- _Excerpted data_
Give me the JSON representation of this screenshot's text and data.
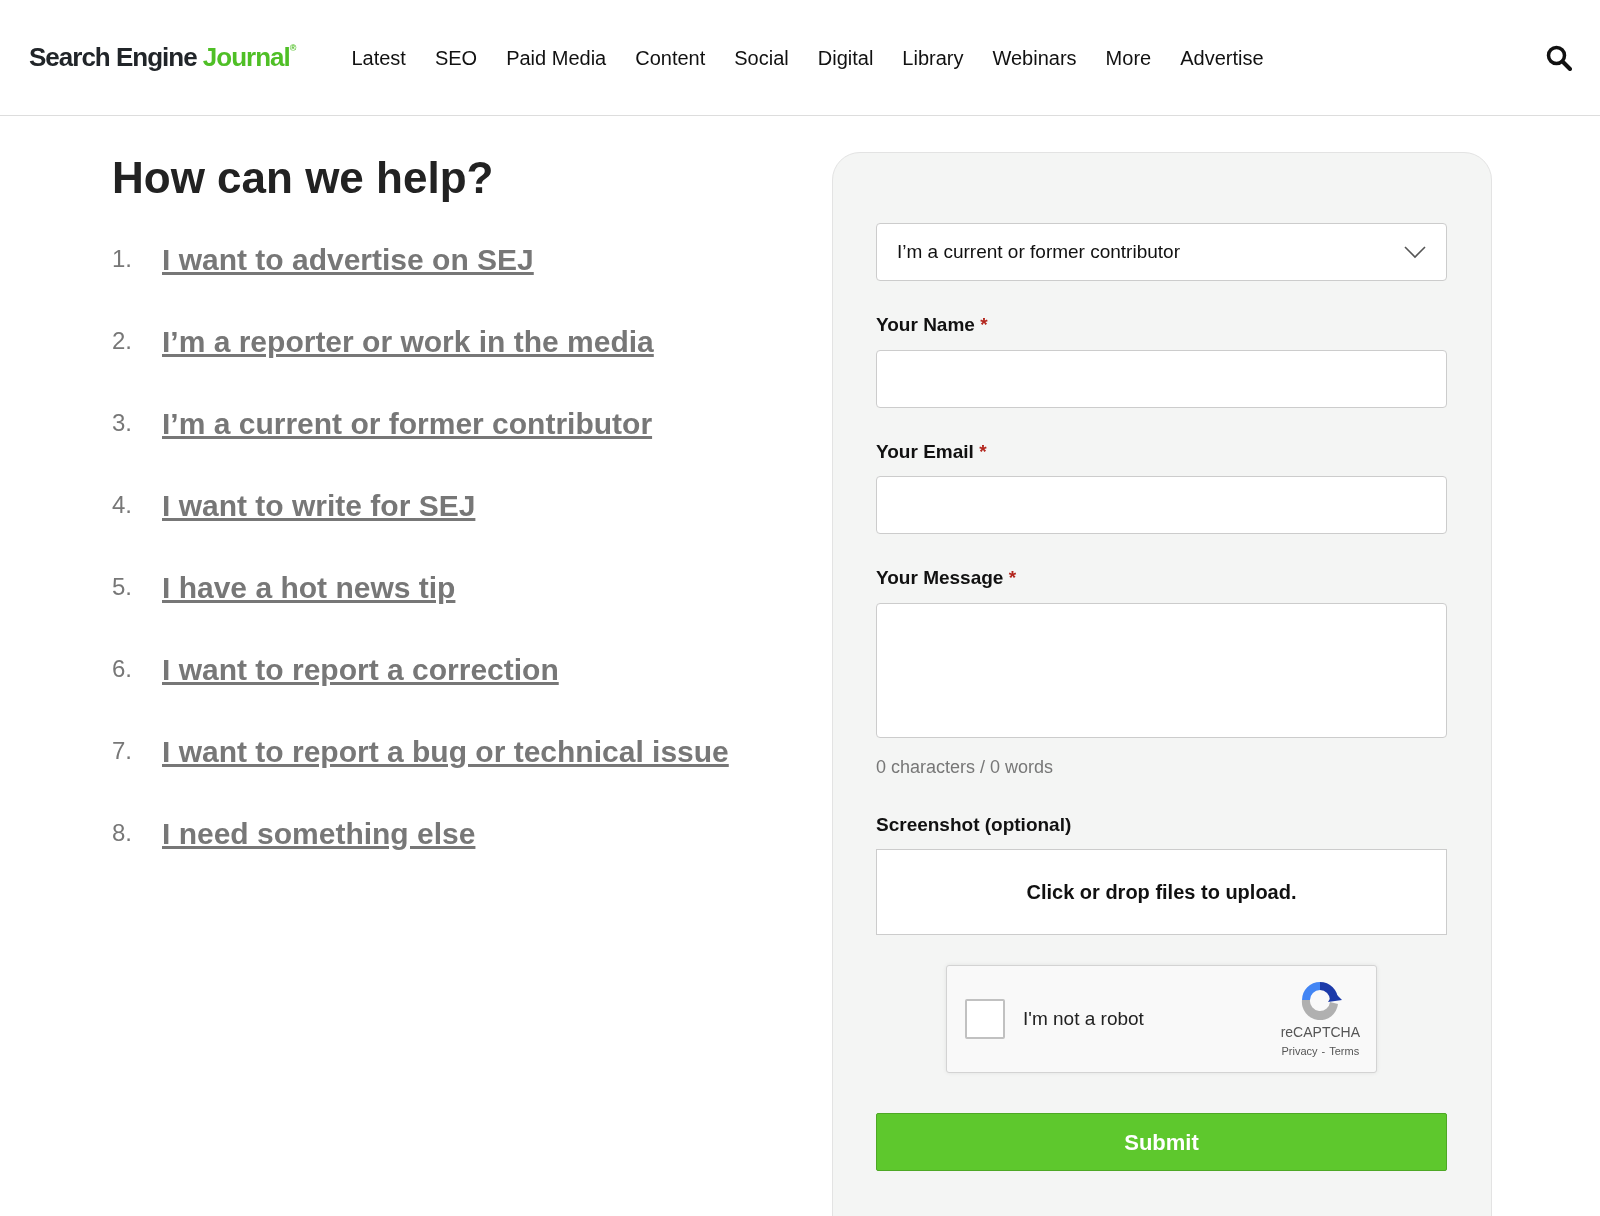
{
  "header": {
    "logo": {
      "part_1": "Search Engine",
      "part_2": "Journal",
      "mark": "®"
    },
    "nav": [
      "Latest",
      "SEO",
      "Paid Media",
      "Content",
      "Social",
      "Digital",
      "Library",
      "Webinars",
      "More",
      "Advertise"
    ]
  },
  "help": {
    "title": "How can we help?",
    "options": [
      {
        "number": "1.",
        "label": "I want to advertise on SEJ"
      },
      {
        "number": "2.",
        "label": "I’m a reporter or work in the media"
      },
      {
        "number": "3.",
        "label": "I’m a current or former contributor"
      },
      {
        "number": "4.",
        "label": "I want to write for SEJ"
      },
      {
        "number": "5.",
        "label": "I have a hot news tip"
      },
      {
        "number": "6.",
        "label": "I want to report a correction"
      },
      {
        "number": "7.",
        "label": "I want to report a bug or technical issue"
      },
      {
        "number": "8.",
        "label": "I need something else"
      }
    ]
  },
  "form": {
    "topic_select": {
      "value": "I’m a current or former contributor"
    },
    "fields": [
      {
        "kind": "text",
        "label": "Your Name",
        "required_mark": "*"
      },
      {
        "kind": "text",
        "label": "Your Email",
        "required_mark": "*"
      },
      {
        "kind": "textarea",
        "label": "Your Message",
        "required_mark": "*",
        "counter": "0 characters / 0 words"
      },
      {
        "kind": "upload",
        "label": "Screenshot (optional)",
        "prompt": "Click or drop files to upload."
      }
    ],
    "captcha": {
      "label": "I'm not a robot",
      "checked": false,
      "brand": "reCAPTCHA",
      "privacy": "Privacy",
      "separator": "-",
      "terms": "Terms"
    },
    "submit": "Submit"
  }
}
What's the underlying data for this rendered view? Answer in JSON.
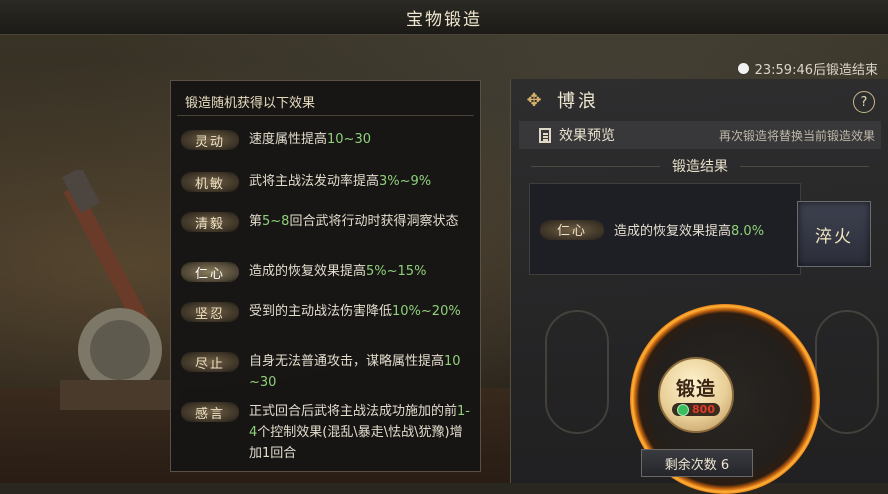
{
  "window": {
    "title": "宝物锻造"
  },
  "timer": {
    "text": "23:59:46后锻造结束"
  },
  "tooltip": {
    "heading": "锻造随机获得以下效果",
    "effects": [
      {
        "tag": "灵动",
        "parts": [
          "速度属性提高",
          "10~30"
        ]
      },
      {
        "tag": "机敏",
        "parts": [
          "武将主战法发动率提高",
          "3%~9%"
        ]
      },
      {
        "tag": "清毅",
        "parts": [
          "第",
          "5~8",
          "回合武将行动时获得洞察状态"
        ]
      },
      {
        "tag": "仁心",
        "parts": [
          "造成的恢复效果提高",
          "5%~15%"
        ]
      },
      {
        "tag": "坚忍",
        "parts": [
          "受到的主动战法伤害降低",
          "10%~20%"
        ]
      },
      {
        "tag": "尽止",
        "parts": [
          "自身无法普通攻击，谋略属性提高",
          "10~30"
        ]
      },
      {
        "tag": "感言",
        "parts": [
          "正式回合后武将主战法成功施加的前",
          "1-4",
          "个控制效果(混乱\\暴走\\怯战\\犹豫)增加1回合"
        ]
      }
    ]
  },
  "panel": {
    "hero_icon": "hero-emblem-icon",
    "hero_name": "博浪",
    "help_label": "?",
    "preview_label": "效果预览",
    "preview_hint": "再次锻造将替换当前锻造效果",
    "result_heading": "锻造结果",
    "result_tag": "仁心",
    "result_text": "造成的恢复效果提高",
    "result_value": "8.0%",
    "quench_label": "淬火"
  },
  "forge": {
    "label": "锻造",
    "cost": "800",
    "remaining": "剩余次数 6"
  },
  "colors": {
    "accent_green": "#8fd07a",
    "cost_red": "#e13b28",
    "ember": "#ffb338"
  }
}
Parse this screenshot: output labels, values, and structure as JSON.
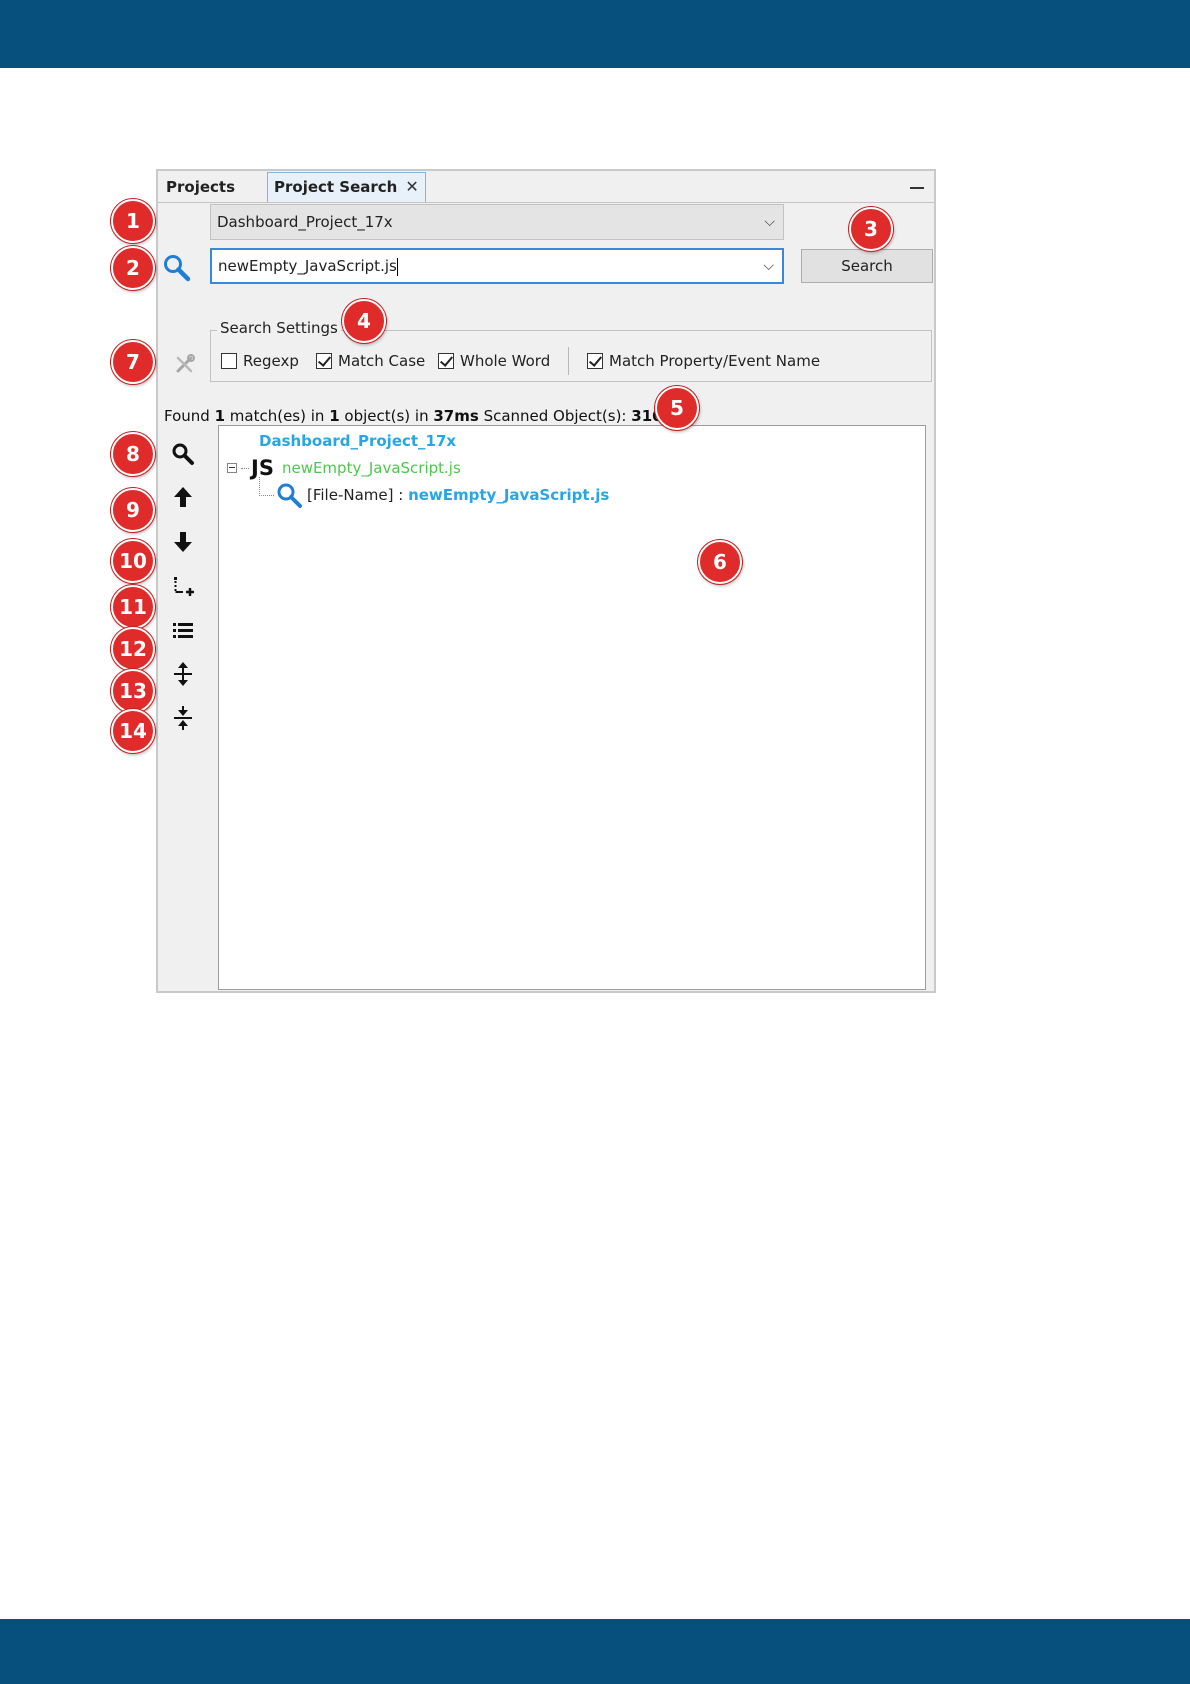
{
  "tabs": [
    {
      "label": "Projects"
    },
    {
      "label": "Project Search"
    }
  ],
  "icons": {
    "tab_close": "close-icon",
    "minimize": "minimize-icon",
    "search": "search-icon",
    "settings": "wrench-icon"
  },
  "project_combo": {
    "value": "Dashboard_Project_17x"
  },
  "search_combo": {
    "value": "newEmpty_JavaScript.js"
  },
  "search_button": {
    "label": "Search"
  },
  "search_settings": {
    "legend": "Search Settings",
    "options": [
      {
        "label": "Regexp",
        "checked": false
      },
      {
        "label": "Match Case",
        "checked": true
      },
      {
        "label": "Whole Word",
        "checked": true
      },
      {
        "label": "Match Property/Event Name",
        "checked": true
      }
    ]
  },
  "status": {
    "p1": "Found ",
    "matches": "1",
    "p2": " match(es) in ",
    "objects": "1",
    "p3": " object(s) in ",
    "time": "37ms",
    "p4": " Scanned Object(s): ",
    "scanned": "310"
  },
  "tree": {
    "project": "Dashboard_Project_17x",
    "file_type": "JS",
    "file": "newEmpty_JavaScript.js",
    "match_label": "[File-Name] : ",
    "match_value": "newEmpty_JavaScript.js"
  },
  "toolbar_tools": [
    {
      "icon": "search-icon"
    },
    {
      "icon": "arrow-up-icon"
    },
    {
      "icon": "arrow-down-icon"
    },
    {
      "icon": "add-child-icon"
    },
    {
      "icon": "list-icon"
    },
    {
      "icon": "expand-all-icon"
    },
    {
      "icon": "collapse-all-icon"
    }
  ],
  "callouts": [
    "1",
    "2",
    "3",
    "4",
    "5",
    "6",
    "7",
    "8",
    "9",
    "10",
    "11",
    "12",
    "13",
    "14"
  ],
  "colors": {
    "band": "#074f7c",
    "badge": "#e02b2b",
    "link": "#27a6e6",
    "js_file": "#4cc94c"
  }
}
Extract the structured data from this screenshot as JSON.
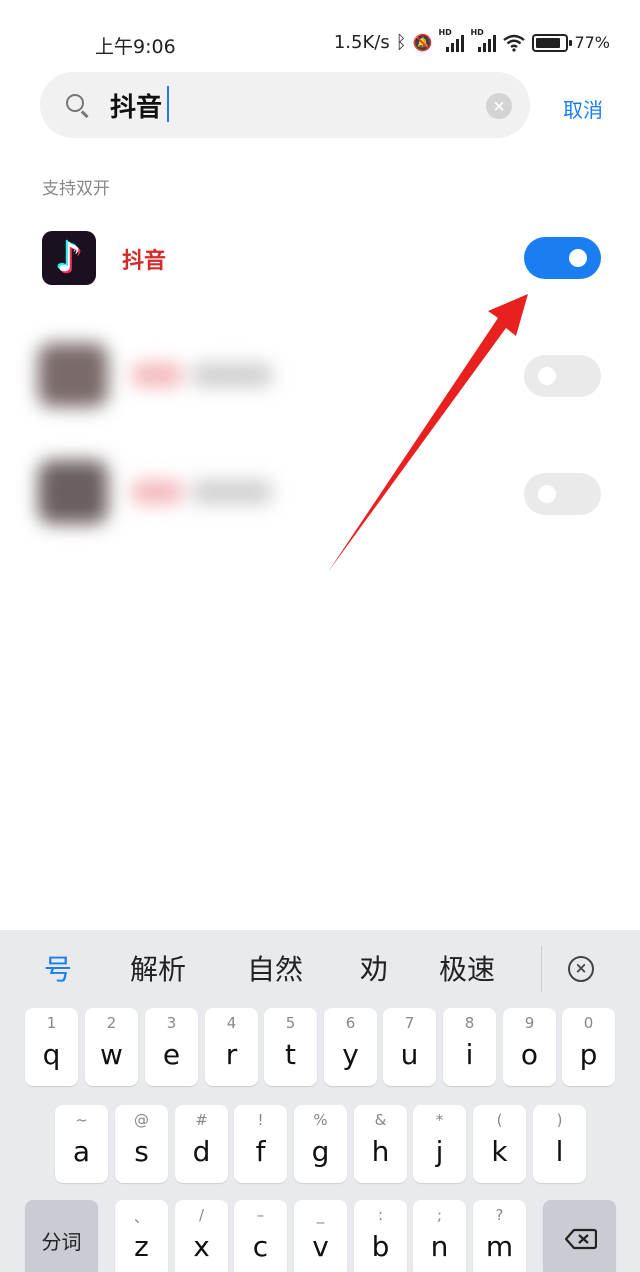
{
  "status_bar": {
    "time": "上午9:06",
    "net_speed": "1.5K/s",
    "sig1_hd": "HD",
    "sig2_hd": "HD",
    "battery_percent": "77%",
    "battery_level": 0.77
  },
  "search": {
    "value": "抖音",
    "cancel_label": "取消",
    "clear_glyph": "×"
  },
  "section": {
    "label": "支持双开"
  },
  "apps": [
    {
      "name": "抖音",
      "icon_glyph": "♪",
      "dual_enabled": true
    },
    {
      "name": "",
      "dual_enabled": false
    },
    {
      "name": "",
      "dual_enabled": false
    }
  ],
  "keyboard": {
    "suggestions": [
      "号",
      "解析",
      "自然",
      "劝",
      "极速"
    ],
    "collapse_glyph": "×",
    "row1": [
      {
        "sub": "1",
        "main": "q"
      },
      {
        "sub": "2",
        "main": "w"
      },
      {
        "sub": "3",
        "main": "e"
      },
      {
        "sub": "4",
        "main": "r"
      },
      {
        "sub": "5",
        "main": "t"
      },
      {
        "sub": "6",
        "main": "y"
      },
      {
        "sub": "7",
        "main": "u"
      },
      {
        "sub": "8",
        "main": "i"
      },
      {
        "sub": "9",
        "main": "o"
      },
      {
        "sub": "0",
        "main": "p"
      }
    ],
    "row2": [
      {
        "sub": "~",
        "main": "a"
      },
      {
        "sub": "@",
        "main": "s"
      },
      {
        "sub": "#",
        "main": "d"
      },
      {
        "sub": "!",
        "main": "f"
      },
      {
        "sub": "%",
        "main": "g"
      },
      {
        "sub": "&",
        "main": "h"
      },
      {
        "sub": "*",
        "main": "j"
      },
      {
        "sub": "(",
        "main": "k"
      },
      {
        "sub": ")",
        "main": "l"
      }
    ],
    "row3": [
      {
        "sub": "、",
        "main": "z"
      },
      {
        "sub": "/",
        "main": "x"
      },
      {
        "sub": "–",
        "main": "c"
      },
      {
        "sub": "_",
        "main": "v"
      },
      {
        "sub": ":",
        "main": "b"
      },
      {
        "sub": ";",
        "main": "n"
      },
      {
        "sub": "?",
        "main": "m"
      }
    ],
    "fenci_label": "分词"
  },
  "colors": {
    "accent": "#1a7ef0",
    "app_name": "#d42a2a",
    "arrow": "#e82020"
  }
}
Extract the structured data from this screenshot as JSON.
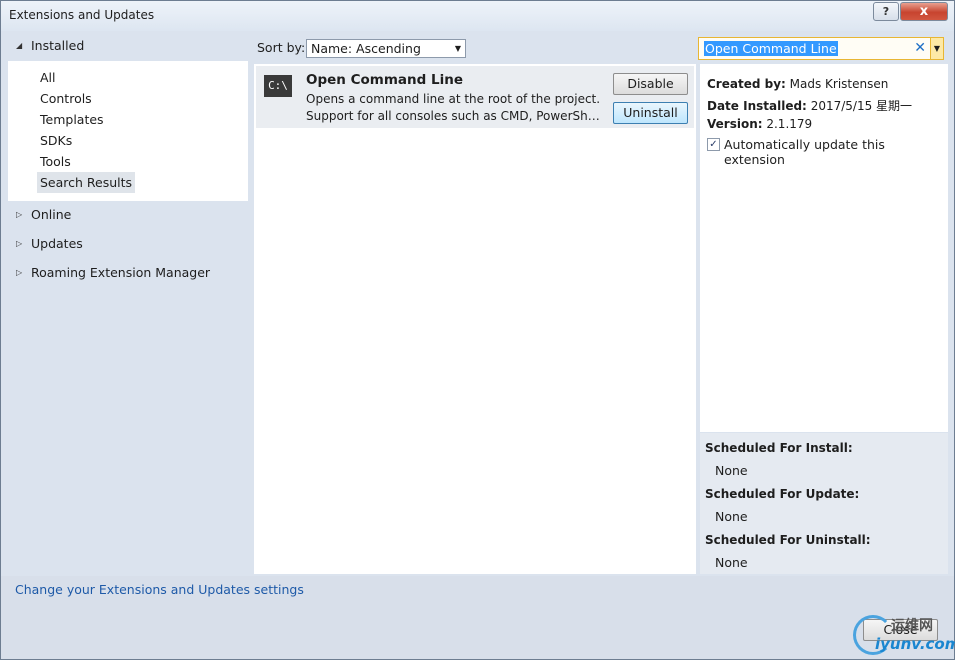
{
  "window": {
    "title": "Extensions and Updates",
    "help_label": "?",
    "close_label": "x"
  },
  "nav": {
    "installed": {
      "label": "Installed",
      "expanded": true
    },
    "installed_items": [
      "All",
      "Controls",
      "Templates",
      "SDKs",
      "Tools",
      "Search Results"
    ],
    "selected_item": "Search Results",
    "sections": [
      "Online",
      "Updates",
      "Roaming Extension Manager"
    ]
  },
  "toolbar": {
    "sort_label": "Sort by:",
    "sort_value": "Name: Ascending",
    "search_value": "Open Command Line"
  },
  "extension": {
    "icon_text": "C:\\",
    "name": "Open Command Line",
    "desc_line1": "Opens a command line at the root of the project.",
    "desc_line2": "Support for all consoles such as CMD, PowerShe...",
    "disable_label": "Disable",
    "uninstall_label": "Uninstall"
  },
  "details": {
    "created_by_label": "Created by:",
    "created_by": "Mads Kristensen",
    "date_installed_label": "Date Installed:",
    "date_installed": "2017/5/15 星期一",
    "version_label": "Version:",
    "version": "2.1.179",
    "auto_update_label": "Automatically update this extension",
    "auto_update_checked": true,
    "check_glyph": "✓"
  },
  "scheduled": {
    "install_label": "Scheduled For Install:",
    "install_value": "None",
    "update_label": "Scheduled For Update:",
    "update_value": "None",
    "uninstall_label": "Scheduled For Uninstall:",
    "uninstall_value": "None"
  },
  "footer": {
    "settings_link": "Change your Extensions and Updates settings",
    "close_label": "Close"
  },
  "watermark": {
    "line1": "运维网",
    "line2": "iyunv.com"
  }
}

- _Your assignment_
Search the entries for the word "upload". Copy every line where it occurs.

- _Completed task_
        "kind": "upload",
        "prompt": "Click or drop files to upload."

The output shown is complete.